  • Retail trade and manufacturing are tied for the lowest expectations for labor cost growth at about 5%.
  • The overall per person labor costs increase is 5.5%


Pass-through by industry

Share of cost change to pass on to customers by selected industries in the next 12 months

Source: KPMG Economics, KPMG Insights on Inflation (Q4 2022)

Additional information

  • Manufacturing and wholesale trade have the highest rate of pass-through, with 80% of their costs being passed along into prices in the fourth quarter, the same as the third quarter.
  • Retail trade and health care (45%) have the lowest rate of pass-through inflation, at 50% and 45% respectively. This underscores reports of bloated inventories and profit missed, notably in the retail sector.

Smaller firms see higher share of costs to be passed through

Share of change in costs to pass on to customers by firm size in the next 12 months

Annual gross revenue
Source: KPMG Economics, KPMG Insights on Inflation (Q4 2022)

Additional information

  • Smaller firms continue to say that they are passing through a larger share of costs onto consumers and other businesses.
  • Large firms have a larger influence over competitive pressures, which means they lead instead of following market trends.


Cost Reductions

Firms continue to rank investing in labor-saving technologies as their number one method to reduce costs: the percentage of firms citing that slipped slightly from 78% to 76%. More firms – 71% versus 68% - expect to reduce turnover to contain labor costs. The changes are small but worth watching as they are consistent with the slight slowdown in quit rates we have seen. Turnover rates tend to become less of a focus of firms to reduce costs when they must reduce their labor force.

Less than half of all firms - 48% - now expect to leverage remote work and recruit from lower cost areas to keep costs down; that is a drop from down 53% in the third quarter and could reflect the limits of fully remote work options. Outsourcing personnel and onshoring remain low on the list of ways to reduce costs. This is consistent with the push to regionalize rather than nationalize supply chains and “friend-shore,” or locate in countries with more friendly and instiutionalized trading relationships with the U.S.

Companies are investing in labor-saving technology and employee retention

Percentage of total companies by labor cost control methods

Source: KPMG Economics, KPMG Insights on Inflation (Q4 2022)

Additional information

  • Investing in labor-saving technologies was cited to contain costs for 76% (78% in Q3) of respondents.
  • 71% (68% in Q3) of firms planned to reduce labor turnover to control labor cost.
  • 48% (53% in Q3) of firms plan to recruit from lower cost areas and allow remote work to deepen their talent pools.
  • Outsourcing personnel or services, or onshoring production are not popular options for businesses to adopt to control labor cost. 


Expectations tend to widen during expansions and converge during recessions.

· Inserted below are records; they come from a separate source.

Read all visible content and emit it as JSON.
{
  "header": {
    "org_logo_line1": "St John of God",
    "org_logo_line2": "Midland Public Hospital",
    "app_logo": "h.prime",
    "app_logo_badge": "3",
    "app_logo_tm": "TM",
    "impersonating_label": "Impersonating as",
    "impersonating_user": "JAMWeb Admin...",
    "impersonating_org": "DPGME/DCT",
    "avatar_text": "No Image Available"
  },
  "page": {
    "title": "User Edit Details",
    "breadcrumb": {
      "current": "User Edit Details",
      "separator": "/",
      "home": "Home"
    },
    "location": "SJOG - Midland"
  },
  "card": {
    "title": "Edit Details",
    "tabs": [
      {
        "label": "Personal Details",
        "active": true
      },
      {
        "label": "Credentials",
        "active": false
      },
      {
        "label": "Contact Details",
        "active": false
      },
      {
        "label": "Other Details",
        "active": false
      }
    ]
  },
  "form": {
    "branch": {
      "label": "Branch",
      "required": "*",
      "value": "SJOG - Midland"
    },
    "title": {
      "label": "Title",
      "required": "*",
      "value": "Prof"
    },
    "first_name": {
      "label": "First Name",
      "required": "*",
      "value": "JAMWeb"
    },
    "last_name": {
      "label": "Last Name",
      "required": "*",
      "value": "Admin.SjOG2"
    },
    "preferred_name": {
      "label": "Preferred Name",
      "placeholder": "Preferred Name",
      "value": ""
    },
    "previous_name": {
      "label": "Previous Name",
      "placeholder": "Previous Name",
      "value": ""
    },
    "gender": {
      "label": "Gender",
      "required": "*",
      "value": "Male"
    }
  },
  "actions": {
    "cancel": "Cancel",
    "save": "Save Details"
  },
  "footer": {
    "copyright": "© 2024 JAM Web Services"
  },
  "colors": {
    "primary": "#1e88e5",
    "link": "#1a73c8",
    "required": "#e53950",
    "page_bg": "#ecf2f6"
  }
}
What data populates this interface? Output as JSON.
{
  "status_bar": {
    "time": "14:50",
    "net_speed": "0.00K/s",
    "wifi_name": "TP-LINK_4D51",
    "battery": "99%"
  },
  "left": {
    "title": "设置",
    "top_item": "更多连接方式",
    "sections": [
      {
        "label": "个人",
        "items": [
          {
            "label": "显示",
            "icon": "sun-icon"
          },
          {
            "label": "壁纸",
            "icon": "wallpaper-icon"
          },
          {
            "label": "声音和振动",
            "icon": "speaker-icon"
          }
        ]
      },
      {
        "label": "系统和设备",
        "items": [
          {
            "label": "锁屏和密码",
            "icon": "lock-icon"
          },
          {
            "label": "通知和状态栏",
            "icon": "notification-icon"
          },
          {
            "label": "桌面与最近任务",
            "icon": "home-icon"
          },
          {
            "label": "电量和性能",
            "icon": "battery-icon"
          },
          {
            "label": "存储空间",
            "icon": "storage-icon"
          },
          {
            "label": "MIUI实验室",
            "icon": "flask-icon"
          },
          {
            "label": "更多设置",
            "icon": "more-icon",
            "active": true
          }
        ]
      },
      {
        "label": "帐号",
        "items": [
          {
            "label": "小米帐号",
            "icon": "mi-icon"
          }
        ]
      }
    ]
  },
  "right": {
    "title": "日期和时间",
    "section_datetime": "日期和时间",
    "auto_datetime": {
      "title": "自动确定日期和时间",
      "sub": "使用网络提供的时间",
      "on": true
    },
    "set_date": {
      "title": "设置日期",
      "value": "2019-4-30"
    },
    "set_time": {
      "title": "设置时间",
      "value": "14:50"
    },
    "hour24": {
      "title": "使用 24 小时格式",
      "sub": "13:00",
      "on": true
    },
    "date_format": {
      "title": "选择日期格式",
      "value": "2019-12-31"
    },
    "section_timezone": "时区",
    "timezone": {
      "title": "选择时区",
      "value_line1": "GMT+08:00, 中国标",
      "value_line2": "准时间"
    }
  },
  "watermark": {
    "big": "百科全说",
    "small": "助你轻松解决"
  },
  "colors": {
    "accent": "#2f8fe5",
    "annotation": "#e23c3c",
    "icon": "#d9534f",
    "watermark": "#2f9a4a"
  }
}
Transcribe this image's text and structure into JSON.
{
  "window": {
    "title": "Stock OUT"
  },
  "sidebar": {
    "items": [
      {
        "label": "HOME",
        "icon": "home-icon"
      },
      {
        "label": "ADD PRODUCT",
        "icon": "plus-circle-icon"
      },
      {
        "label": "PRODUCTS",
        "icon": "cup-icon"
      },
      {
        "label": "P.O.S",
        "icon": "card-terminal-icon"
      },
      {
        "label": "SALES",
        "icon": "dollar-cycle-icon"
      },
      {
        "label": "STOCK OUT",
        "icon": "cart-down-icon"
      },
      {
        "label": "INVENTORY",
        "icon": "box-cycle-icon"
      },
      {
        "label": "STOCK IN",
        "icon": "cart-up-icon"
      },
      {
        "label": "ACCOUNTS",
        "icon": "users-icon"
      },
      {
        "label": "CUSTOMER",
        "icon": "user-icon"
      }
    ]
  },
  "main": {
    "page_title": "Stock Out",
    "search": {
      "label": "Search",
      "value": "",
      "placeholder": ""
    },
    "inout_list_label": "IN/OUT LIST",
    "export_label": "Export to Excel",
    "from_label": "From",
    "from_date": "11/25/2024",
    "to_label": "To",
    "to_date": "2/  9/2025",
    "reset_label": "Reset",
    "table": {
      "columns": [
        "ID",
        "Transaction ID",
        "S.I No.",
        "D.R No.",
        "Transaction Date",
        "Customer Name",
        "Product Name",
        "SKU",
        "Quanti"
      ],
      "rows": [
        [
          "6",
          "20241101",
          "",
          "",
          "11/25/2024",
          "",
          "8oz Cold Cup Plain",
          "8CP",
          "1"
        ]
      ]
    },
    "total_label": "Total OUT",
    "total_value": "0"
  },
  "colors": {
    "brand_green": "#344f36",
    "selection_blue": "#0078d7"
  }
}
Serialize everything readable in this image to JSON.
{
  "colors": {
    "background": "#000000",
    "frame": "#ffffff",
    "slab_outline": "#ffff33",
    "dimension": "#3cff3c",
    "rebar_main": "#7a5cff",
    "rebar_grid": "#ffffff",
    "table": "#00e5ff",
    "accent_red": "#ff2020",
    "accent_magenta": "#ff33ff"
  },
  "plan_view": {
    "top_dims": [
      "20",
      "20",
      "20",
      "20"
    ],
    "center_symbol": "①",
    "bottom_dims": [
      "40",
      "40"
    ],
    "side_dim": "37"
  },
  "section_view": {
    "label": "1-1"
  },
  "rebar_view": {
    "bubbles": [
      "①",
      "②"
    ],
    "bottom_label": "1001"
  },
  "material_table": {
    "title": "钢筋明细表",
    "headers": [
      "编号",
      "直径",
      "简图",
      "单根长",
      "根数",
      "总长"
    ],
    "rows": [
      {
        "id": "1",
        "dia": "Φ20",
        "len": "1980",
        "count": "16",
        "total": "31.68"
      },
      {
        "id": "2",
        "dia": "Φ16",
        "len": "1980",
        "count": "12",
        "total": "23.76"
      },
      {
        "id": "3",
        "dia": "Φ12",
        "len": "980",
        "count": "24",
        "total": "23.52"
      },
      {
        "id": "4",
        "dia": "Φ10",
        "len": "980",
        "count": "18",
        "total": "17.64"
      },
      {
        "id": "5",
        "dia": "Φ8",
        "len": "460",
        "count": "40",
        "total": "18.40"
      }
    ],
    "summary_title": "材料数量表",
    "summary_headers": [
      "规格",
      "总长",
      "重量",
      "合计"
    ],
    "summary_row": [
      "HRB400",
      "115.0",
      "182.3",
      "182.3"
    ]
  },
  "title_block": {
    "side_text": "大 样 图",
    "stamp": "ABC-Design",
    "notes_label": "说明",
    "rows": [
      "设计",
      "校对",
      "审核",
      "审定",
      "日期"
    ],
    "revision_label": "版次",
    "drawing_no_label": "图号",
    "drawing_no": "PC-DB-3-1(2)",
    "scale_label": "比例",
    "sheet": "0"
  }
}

The convergence between consumers and business expectations could be a sign the economy is moving closer to a recession.

Contact us

Diane Swonk

Diane Swonk

Chief Economist, KPMG US

+1 312-665-1000
Tim Mahedy

Tim Mahedy

Senior Director, Office of the Chief Economist, KPMG LLP

+1 415-963-5103
George Rao

George Rao

Economist, KPMG Economics, KPMG US

+1 212-954-4962
Meagan Schoenberger

Meagan Schoenberger

Economist, KPMG Economics, KPMG US

+1 202-533-3000